+++ Available data +++
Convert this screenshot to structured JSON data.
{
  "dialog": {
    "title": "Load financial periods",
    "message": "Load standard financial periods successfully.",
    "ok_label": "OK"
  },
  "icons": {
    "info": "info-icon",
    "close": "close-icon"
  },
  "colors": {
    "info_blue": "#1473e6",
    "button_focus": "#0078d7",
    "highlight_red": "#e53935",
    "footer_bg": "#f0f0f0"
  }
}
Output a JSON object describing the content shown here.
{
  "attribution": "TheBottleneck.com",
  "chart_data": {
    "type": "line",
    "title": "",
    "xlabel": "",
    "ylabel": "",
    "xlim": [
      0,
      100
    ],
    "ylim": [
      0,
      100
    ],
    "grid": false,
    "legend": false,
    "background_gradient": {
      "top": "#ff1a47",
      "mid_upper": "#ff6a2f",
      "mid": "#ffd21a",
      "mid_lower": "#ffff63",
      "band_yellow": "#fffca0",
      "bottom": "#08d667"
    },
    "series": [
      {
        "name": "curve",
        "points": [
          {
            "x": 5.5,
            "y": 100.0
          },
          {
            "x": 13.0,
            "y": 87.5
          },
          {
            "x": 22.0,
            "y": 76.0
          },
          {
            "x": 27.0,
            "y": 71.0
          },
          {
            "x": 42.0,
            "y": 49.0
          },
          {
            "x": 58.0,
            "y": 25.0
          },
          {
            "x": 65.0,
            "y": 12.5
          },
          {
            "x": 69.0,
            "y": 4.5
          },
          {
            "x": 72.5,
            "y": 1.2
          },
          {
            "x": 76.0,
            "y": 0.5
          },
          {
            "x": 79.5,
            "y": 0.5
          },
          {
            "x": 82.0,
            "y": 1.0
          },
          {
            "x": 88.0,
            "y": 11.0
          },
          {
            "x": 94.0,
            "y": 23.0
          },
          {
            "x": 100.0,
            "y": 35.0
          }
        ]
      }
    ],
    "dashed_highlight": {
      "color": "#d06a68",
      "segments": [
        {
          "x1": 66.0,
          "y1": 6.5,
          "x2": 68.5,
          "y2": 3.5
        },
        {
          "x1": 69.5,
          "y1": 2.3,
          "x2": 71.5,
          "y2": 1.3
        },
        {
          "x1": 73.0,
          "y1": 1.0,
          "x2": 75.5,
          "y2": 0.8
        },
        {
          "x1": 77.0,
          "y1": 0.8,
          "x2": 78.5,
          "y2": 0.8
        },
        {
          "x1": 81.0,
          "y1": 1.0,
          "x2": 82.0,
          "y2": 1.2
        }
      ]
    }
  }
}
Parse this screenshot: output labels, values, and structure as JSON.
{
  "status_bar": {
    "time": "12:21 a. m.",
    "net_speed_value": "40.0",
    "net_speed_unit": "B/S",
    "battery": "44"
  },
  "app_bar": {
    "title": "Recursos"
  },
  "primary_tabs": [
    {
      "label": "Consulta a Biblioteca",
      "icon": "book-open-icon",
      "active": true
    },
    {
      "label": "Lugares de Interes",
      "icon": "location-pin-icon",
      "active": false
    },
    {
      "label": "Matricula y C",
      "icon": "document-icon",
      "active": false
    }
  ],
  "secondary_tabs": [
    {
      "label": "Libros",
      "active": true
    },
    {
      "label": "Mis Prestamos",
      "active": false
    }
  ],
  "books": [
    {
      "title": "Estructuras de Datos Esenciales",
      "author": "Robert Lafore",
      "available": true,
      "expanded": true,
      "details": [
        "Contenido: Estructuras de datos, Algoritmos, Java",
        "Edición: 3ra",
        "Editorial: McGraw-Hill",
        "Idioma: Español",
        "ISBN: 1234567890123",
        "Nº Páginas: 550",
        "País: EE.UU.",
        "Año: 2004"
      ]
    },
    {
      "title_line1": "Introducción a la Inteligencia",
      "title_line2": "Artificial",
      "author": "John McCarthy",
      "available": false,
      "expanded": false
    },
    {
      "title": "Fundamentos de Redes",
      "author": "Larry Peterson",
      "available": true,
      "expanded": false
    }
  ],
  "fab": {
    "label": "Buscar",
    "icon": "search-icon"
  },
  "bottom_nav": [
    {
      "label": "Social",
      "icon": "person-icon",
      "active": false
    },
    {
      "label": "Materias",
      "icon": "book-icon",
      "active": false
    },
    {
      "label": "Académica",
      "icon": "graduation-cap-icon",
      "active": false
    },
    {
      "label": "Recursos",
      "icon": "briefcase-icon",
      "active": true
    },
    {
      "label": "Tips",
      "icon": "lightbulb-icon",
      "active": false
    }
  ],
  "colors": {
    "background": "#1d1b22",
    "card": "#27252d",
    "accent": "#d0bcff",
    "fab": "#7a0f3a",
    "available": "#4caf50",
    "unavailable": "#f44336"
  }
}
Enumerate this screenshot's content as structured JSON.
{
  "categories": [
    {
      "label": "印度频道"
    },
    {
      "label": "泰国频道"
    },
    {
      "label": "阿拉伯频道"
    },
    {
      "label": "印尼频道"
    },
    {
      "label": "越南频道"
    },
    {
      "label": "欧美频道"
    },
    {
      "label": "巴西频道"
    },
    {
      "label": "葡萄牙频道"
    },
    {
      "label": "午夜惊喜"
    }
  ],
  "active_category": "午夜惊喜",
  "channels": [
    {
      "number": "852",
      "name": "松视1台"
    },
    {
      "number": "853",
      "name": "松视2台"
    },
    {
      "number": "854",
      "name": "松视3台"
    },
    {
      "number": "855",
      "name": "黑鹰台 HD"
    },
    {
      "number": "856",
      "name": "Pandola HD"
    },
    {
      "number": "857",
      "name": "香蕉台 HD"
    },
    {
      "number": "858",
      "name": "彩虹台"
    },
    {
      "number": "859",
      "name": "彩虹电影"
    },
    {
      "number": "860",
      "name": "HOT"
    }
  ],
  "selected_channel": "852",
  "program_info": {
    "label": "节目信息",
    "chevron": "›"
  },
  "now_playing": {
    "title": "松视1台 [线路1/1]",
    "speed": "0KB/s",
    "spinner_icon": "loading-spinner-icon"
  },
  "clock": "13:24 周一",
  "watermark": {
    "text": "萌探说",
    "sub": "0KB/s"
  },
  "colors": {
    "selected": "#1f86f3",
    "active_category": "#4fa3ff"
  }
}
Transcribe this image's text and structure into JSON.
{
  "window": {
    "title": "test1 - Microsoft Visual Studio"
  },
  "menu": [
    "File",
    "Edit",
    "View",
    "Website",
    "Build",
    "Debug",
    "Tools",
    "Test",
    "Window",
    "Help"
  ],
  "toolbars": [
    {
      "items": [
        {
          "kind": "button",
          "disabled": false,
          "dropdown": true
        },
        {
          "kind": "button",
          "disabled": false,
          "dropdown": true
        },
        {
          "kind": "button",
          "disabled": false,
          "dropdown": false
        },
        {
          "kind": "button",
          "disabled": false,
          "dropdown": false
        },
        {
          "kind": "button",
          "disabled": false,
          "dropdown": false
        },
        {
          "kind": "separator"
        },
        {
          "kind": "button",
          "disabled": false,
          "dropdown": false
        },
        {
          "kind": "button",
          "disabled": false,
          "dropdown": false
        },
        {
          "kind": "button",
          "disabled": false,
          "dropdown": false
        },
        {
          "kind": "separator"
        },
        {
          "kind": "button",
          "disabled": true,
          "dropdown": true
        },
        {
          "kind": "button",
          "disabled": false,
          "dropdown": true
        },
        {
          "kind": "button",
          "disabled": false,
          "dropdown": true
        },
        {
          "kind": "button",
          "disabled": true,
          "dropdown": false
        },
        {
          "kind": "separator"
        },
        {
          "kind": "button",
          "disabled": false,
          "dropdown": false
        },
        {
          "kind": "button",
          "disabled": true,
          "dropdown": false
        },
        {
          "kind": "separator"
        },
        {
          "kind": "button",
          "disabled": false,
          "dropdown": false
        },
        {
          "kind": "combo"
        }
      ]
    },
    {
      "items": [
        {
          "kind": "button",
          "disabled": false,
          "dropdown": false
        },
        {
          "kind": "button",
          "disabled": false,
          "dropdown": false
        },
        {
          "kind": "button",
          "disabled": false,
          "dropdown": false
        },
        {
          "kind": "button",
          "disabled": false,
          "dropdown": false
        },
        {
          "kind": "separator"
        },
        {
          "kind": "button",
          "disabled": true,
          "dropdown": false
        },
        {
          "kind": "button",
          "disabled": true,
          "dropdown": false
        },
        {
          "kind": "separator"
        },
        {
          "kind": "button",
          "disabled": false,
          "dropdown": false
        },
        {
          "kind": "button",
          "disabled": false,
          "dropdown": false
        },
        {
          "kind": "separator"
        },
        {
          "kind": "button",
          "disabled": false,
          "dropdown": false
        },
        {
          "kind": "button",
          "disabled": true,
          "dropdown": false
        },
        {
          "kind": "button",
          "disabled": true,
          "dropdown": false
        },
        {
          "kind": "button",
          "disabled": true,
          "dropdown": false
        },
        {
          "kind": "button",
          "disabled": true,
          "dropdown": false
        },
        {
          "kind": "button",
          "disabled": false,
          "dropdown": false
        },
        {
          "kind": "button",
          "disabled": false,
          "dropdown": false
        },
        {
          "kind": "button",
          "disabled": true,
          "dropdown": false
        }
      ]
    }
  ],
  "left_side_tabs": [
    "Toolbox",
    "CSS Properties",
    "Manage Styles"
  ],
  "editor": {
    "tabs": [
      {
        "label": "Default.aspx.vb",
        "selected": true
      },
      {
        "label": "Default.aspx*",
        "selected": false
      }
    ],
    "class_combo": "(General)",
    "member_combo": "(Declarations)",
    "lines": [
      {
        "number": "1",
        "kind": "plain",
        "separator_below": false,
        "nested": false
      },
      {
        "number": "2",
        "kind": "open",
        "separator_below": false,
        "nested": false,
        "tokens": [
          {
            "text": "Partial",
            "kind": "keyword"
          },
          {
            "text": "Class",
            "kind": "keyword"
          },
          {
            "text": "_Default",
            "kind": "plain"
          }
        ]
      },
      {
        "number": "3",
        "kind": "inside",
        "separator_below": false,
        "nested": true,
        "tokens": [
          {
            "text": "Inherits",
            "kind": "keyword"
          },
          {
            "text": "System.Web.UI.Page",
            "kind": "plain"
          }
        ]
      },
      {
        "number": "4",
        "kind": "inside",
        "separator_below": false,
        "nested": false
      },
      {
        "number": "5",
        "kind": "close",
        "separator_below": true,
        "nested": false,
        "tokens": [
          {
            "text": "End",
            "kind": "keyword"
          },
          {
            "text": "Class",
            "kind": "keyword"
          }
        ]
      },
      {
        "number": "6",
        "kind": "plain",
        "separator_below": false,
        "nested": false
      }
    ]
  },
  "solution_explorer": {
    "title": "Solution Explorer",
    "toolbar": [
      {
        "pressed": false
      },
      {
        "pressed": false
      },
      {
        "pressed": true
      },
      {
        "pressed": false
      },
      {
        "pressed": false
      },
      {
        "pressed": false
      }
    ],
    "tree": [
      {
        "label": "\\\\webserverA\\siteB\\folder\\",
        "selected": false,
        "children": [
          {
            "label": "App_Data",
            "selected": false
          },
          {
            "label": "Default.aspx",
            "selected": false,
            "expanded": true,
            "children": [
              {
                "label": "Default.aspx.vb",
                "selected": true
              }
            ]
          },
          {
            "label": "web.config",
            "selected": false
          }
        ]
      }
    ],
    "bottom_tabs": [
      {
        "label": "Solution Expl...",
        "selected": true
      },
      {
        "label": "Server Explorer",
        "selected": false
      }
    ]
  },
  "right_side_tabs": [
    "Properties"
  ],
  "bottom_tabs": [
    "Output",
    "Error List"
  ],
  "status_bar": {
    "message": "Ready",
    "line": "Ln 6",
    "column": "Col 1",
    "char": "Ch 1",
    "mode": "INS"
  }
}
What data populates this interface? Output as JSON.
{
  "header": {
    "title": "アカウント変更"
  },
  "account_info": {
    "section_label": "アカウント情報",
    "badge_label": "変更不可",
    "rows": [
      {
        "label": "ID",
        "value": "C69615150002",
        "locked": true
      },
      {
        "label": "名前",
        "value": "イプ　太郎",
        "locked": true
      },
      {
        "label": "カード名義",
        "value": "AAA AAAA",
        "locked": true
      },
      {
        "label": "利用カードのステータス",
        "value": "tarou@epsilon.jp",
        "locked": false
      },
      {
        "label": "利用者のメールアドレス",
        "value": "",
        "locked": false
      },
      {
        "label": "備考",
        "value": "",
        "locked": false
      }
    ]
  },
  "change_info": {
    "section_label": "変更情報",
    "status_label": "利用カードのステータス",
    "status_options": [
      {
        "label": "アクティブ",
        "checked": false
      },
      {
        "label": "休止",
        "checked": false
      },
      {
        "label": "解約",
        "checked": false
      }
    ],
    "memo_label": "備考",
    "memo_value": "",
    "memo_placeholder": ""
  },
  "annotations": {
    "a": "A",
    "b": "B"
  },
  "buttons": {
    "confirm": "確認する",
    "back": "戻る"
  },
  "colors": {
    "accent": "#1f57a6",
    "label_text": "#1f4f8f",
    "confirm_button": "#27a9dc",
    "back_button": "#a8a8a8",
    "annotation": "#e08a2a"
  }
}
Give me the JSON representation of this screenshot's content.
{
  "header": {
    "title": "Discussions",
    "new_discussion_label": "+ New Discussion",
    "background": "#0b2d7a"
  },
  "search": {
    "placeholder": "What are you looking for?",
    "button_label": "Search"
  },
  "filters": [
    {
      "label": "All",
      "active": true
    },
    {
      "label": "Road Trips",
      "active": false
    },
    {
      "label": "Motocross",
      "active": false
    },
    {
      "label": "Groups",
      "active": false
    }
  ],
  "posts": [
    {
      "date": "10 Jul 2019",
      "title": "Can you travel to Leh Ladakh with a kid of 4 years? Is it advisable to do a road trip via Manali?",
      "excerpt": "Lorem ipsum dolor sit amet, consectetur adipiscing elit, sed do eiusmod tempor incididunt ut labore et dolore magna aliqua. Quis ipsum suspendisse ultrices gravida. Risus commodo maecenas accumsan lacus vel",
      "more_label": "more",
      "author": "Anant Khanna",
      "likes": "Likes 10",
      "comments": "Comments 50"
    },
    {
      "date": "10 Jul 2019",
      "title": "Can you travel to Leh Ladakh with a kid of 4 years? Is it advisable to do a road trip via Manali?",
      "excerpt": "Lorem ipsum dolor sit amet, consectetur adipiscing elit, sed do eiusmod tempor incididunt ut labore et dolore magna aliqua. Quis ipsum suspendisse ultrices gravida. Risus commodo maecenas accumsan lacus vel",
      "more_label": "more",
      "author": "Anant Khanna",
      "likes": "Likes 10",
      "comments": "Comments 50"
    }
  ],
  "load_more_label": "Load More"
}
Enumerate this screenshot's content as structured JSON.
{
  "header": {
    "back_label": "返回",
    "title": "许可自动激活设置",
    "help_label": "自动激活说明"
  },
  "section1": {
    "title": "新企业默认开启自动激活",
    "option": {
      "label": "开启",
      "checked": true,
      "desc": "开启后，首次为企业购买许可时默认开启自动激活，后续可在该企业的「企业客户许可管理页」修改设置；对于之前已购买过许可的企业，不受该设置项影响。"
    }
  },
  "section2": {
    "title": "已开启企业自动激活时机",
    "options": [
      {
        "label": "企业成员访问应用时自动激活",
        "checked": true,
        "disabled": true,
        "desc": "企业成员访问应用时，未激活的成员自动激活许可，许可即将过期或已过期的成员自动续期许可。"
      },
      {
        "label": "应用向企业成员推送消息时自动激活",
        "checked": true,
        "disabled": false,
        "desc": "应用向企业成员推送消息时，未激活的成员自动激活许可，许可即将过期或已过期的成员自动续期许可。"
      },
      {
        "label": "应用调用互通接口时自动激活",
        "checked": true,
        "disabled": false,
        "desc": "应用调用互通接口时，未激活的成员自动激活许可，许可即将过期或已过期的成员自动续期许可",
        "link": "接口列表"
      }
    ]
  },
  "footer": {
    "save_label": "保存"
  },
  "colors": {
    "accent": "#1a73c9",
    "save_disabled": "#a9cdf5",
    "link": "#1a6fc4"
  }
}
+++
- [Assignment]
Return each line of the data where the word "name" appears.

- [Answer]
        "name": "curve",
      "name": "松视1台"
      "name": "松视2台"
      "name": "松视3台"
      "name": "黑鹰台 HD"
      "name": "Pandola HD"
      "name": "香蕉台 HD"
      "name": "彩虹台"
      "name": "彩虹电影"
      "name": "HOT"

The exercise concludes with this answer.